Materials provided
┏━━
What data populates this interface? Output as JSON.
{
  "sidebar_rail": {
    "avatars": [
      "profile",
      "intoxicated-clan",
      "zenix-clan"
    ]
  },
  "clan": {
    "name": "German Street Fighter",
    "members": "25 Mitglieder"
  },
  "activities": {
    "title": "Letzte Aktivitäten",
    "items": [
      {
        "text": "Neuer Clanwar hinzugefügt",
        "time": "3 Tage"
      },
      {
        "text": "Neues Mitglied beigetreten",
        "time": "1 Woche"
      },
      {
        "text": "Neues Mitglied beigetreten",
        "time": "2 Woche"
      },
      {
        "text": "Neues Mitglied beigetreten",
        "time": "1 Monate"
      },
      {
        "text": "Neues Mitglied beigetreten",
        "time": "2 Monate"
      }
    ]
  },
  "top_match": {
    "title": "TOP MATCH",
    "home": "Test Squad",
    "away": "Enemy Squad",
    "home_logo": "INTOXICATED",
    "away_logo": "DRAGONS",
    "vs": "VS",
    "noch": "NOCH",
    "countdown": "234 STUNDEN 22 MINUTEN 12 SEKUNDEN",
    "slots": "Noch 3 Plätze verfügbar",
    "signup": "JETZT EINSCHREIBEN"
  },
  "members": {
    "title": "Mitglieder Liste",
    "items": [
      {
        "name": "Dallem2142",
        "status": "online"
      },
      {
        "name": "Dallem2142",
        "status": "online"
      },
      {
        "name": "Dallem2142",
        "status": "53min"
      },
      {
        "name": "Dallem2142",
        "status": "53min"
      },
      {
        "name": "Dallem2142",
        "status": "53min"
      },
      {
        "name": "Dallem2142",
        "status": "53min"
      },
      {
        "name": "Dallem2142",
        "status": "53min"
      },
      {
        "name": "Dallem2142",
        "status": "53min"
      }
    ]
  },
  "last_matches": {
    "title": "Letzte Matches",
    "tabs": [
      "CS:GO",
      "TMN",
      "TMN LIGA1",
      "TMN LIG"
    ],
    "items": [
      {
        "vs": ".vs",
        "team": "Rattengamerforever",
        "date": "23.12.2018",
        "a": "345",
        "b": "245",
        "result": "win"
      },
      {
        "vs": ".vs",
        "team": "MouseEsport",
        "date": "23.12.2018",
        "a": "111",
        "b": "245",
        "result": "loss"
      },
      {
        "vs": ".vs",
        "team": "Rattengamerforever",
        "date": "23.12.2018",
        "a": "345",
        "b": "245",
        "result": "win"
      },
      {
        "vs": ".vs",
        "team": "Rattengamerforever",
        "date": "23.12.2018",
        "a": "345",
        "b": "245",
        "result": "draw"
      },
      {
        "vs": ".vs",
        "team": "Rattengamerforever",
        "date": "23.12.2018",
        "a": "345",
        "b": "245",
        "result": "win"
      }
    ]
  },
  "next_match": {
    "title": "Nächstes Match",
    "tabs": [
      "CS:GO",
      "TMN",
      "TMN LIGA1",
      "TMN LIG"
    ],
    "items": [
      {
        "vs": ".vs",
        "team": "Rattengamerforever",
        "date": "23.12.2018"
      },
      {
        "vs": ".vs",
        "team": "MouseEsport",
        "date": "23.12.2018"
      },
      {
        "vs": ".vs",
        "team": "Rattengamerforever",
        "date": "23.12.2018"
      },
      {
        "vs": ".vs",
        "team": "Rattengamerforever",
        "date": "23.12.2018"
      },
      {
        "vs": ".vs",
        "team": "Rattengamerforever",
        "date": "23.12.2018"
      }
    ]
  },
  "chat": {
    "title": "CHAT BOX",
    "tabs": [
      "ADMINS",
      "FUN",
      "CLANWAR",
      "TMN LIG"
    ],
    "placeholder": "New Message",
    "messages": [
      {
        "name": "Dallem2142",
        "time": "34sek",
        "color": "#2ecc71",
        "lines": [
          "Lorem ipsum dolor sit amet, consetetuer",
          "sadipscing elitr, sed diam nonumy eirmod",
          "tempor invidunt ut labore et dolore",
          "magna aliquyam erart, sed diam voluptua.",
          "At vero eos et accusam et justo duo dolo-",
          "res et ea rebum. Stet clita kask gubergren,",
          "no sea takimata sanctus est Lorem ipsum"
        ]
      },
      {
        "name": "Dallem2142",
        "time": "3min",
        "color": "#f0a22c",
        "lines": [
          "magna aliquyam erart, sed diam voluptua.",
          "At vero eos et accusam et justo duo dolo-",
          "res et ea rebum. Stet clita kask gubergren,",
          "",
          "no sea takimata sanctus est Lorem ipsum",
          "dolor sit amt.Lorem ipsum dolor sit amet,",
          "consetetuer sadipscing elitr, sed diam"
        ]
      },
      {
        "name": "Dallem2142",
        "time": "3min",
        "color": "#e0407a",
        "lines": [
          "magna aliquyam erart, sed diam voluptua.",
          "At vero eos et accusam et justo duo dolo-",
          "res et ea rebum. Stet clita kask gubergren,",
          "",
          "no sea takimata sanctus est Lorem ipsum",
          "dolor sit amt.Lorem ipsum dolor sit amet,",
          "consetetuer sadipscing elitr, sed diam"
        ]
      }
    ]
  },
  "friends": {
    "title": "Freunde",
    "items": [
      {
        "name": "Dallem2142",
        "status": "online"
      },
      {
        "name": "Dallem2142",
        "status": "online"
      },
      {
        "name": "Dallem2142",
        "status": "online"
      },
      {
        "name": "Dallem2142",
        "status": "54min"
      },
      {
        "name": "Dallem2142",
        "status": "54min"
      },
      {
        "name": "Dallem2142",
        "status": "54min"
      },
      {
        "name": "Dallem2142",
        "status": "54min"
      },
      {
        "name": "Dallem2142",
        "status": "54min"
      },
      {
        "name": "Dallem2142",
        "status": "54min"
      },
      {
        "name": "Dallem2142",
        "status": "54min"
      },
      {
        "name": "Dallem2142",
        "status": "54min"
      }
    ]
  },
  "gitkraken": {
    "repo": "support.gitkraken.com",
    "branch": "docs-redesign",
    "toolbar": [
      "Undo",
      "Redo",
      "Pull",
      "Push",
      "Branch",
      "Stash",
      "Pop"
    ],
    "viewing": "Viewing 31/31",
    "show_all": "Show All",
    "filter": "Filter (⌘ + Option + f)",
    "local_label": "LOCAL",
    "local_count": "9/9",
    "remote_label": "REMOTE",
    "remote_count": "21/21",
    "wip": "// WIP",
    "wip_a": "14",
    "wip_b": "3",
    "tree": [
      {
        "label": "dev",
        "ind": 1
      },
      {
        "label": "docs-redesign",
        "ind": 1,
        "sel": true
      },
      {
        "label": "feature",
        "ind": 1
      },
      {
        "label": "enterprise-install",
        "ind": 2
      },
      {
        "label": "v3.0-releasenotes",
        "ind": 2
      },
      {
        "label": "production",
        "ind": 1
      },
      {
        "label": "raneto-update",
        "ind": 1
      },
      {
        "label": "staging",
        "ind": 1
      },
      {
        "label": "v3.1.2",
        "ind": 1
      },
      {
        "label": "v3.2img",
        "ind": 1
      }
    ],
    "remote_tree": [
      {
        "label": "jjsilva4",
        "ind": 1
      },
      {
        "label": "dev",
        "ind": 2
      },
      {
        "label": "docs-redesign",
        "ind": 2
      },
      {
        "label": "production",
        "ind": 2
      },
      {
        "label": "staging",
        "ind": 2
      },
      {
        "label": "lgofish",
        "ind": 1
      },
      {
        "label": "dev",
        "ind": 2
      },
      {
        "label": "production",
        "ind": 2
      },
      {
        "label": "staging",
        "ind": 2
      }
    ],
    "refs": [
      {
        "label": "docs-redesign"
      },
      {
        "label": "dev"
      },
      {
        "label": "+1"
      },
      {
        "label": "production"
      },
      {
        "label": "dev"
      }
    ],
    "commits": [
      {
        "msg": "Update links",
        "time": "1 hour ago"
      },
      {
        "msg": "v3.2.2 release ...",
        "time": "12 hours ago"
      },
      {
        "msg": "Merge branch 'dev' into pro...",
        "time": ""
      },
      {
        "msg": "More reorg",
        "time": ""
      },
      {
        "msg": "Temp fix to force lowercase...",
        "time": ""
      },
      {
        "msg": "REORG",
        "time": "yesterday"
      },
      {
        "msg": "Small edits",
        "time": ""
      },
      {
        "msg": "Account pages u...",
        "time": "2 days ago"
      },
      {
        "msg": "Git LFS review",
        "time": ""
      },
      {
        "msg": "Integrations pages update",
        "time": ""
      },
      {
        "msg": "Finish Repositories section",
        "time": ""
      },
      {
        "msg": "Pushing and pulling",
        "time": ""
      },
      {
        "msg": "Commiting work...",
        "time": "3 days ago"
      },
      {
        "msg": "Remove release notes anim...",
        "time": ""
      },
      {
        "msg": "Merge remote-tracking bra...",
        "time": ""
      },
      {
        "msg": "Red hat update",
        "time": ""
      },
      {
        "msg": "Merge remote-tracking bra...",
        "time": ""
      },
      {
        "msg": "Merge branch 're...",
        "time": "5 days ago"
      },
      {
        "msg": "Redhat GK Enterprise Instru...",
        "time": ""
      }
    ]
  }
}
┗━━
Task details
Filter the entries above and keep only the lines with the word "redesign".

Task result
    "branch": "docs-redesign",
        "label": "docs-redesign",
        "label": "docs-redesign",
        "label": "docs-redesign"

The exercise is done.